What is Condition 8503?
A “no further stay” condition doesn’t allow visa holders to apply for another visa while residing in Australia. The visa holder cannot remain in Australia once their visa has expired.
Challenging the Decision of a Department Officer
Decisions made by a Department officer cannot be heard in the Administrative Appeals Tribunal, they are reviewed in the Federal Circuit Court.
In order to have a matter heard in the Court, it must be proved that the decision to refuse to wave the condition was due to a jurisdiction error, for example, the officer misinterpreted Regulation 2.05(4). This regulation states that a waiver can be granted if there have been compelling and compassionate circumstances that have developed over time which the visa holder could not control.
The Facts of Nguyen v Minister for Immigration
The applicant came to Australia in 2010 with a sponsored family visitor visa; after her visa expired she continued to reside in Australia for roughly six years as an unlawful non-citizen.
The applicant made reference to a number of circumstances to support her application for the waiver. The circumstances outlined included:
· She married in Australia;
· She is the step-mother to a girl whose mother had abandoned her at a young age;
· She developed a strong relationship with her step-daughter, who has now become dependent on the step-mother;
· Her husband had pre-existing medical conditions and has now developed a physical and emotional reliance on her;
· The husband’s back injury has deteriorated over time and his pain is worsening;
· Due to her husband’s medical condition, it meant that the she has been essential to providing the care that he needs to manage his condition.
The Department Officer’s Decision
The Department officer decided that because the applicant’s injury occurred nine years prior to the applicant’s arrival in Australia, she was unable to rely on the medical condition to have the no further stay condition waived.

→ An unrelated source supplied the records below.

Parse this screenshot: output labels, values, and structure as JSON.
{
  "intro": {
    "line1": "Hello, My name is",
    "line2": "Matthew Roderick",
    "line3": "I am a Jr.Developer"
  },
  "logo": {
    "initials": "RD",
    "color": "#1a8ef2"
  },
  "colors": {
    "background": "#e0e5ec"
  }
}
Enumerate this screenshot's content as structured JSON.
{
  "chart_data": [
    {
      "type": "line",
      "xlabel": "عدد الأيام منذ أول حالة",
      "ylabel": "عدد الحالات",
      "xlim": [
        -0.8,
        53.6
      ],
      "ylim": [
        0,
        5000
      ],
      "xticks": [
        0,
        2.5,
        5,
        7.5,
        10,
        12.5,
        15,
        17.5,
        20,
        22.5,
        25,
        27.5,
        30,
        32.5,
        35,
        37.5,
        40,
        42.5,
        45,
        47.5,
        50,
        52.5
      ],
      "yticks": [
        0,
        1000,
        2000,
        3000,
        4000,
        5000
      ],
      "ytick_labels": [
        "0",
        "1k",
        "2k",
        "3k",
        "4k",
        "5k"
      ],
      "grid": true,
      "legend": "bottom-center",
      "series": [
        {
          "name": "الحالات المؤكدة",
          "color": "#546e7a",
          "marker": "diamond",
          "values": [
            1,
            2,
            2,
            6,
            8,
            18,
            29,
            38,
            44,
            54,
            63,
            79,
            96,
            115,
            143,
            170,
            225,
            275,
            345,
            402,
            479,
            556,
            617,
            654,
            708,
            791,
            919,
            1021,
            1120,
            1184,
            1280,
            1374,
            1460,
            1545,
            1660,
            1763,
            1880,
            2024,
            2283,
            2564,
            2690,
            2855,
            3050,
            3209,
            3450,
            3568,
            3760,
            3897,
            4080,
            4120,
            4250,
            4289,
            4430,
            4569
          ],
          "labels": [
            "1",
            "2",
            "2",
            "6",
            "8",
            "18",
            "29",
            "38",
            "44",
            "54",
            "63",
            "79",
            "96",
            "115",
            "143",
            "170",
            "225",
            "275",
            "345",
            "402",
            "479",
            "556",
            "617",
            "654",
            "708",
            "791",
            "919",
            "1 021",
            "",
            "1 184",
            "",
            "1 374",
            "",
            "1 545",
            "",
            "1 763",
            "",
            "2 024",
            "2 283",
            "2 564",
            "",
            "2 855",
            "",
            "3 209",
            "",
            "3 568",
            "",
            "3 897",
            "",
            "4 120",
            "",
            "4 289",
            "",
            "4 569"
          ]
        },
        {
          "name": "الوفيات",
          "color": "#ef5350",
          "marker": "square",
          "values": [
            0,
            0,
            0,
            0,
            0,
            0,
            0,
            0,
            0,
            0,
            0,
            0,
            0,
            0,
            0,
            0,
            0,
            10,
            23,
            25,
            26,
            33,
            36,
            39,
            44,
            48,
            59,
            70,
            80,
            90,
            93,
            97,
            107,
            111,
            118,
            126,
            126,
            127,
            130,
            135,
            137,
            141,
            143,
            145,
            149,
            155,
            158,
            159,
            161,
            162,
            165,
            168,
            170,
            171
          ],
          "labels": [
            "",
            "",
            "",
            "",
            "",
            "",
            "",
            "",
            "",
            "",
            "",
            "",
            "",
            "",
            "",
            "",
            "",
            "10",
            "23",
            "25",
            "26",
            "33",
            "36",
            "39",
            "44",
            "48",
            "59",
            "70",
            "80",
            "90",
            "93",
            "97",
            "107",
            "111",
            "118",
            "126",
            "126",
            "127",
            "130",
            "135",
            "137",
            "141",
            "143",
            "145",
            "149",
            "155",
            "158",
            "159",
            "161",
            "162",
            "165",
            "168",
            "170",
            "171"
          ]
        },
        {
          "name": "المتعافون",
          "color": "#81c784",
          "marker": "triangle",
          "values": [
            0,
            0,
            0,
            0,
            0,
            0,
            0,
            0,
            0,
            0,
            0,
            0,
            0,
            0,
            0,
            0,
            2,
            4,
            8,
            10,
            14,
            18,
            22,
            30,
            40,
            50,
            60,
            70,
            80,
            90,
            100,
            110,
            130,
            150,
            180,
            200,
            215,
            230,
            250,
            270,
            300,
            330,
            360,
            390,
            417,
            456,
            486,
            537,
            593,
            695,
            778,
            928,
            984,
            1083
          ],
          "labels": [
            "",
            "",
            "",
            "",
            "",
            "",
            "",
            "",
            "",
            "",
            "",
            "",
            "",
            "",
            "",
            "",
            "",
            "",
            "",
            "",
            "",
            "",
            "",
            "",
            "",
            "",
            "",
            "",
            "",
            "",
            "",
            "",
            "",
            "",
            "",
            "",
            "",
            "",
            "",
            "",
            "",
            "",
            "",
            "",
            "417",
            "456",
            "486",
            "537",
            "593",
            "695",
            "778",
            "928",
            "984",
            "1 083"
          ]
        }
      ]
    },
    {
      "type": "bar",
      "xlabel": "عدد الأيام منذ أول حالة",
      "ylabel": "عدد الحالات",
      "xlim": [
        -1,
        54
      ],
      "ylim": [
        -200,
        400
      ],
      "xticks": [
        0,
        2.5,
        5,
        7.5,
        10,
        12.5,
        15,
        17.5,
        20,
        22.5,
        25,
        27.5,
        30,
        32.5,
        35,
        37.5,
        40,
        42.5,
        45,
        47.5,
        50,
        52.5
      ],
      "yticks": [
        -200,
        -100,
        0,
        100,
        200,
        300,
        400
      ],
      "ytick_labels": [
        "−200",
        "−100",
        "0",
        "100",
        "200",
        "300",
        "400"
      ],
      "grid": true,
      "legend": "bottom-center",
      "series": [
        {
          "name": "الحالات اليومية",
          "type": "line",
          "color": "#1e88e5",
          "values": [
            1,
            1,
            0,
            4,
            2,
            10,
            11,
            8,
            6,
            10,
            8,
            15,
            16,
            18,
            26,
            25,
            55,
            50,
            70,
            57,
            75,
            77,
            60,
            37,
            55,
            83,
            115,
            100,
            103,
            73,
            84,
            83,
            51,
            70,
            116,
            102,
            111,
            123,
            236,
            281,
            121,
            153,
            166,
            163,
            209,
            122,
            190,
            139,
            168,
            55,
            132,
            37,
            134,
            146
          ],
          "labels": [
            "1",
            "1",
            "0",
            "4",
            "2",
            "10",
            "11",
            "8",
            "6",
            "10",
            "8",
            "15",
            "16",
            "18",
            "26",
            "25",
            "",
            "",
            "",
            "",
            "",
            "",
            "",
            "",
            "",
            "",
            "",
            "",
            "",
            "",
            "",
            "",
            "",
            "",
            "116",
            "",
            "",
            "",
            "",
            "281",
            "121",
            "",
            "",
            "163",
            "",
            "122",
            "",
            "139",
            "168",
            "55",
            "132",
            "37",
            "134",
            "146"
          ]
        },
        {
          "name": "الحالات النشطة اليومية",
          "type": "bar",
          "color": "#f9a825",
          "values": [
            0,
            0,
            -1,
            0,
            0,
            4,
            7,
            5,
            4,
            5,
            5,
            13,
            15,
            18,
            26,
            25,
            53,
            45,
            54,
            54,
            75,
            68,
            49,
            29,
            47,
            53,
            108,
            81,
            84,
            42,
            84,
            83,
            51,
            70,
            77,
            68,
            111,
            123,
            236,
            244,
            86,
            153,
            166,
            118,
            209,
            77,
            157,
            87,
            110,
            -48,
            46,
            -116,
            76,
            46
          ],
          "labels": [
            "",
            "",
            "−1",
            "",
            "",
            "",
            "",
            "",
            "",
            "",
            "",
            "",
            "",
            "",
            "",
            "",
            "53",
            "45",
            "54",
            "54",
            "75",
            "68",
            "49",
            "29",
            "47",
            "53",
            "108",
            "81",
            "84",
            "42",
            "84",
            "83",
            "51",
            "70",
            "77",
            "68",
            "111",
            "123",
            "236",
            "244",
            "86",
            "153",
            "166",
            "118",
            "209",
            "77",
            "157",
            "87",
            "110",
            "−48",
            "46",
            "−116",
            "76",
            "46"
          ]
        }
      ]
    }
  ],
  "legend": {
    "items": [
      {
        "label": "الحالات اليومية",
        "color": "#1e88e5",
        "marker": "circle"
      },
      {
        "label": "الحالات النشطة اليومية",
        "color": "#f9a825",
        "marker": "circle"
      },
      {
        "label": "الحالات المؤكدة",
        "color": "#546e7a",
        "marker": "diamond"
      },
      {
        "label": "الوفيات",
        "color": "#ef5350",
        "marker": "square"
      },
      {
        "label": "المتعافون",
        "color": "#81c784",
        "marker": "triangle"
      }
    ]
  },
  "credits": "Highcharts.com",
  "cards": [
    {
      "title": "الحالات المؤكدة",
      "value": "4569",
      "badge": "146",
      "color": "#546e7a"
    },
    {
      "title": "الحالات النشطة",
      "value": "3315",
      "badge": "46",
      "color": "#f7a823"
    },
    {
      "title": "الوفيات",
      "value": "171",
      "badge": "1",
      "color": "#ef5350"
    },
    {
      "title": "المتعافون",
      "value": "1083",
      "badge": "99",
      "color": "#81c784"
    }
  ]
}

The officer also decided that the applicant’s marriage and relationship with her step-daughter were within her control and therefore could not rely on those points in her application for the waiver.
The officer denied her application to waive the no further stay condition.
The Judge had to analyse whether the circumstances that were submitted developed over time. Regulation that governs the waiver states that the circumstances have to develop over time and the applicant did not have control over those circumstances.
The Judge believed that the husband’s increasing pain and dependence on the applicant and the parental relationship with her step-daughter were circumstances that have developed over time since she was granted the visa.
It was the Judge’s opinion that the Department officer was incorrect in the idea that the choice to marry and the relationship with her step-daughter were issues within her control. The officer chose to disregard matters that were out of the applicant’s control, such as:
· The age of the step-daughter;
· The fact that the step-daughter was abandoned by her biological mother; and
· The reliance that both the husband and the step-daughter have on the applicant.
When considering challenging an officer’s decision of a refusal of waiver, it must be proved that the officer improperly interpreted the regulation and the circumstances that occurred. The Department officer’s decision needs to look at the circumstances that have developed over time and the relationships that may have formed.
If you need advice in relation to a waiver application or challenging a decision, Results Migration is here to help! Call us on 1800 808 717 or email us on firstname.lastname@example.org to book your free consultation today!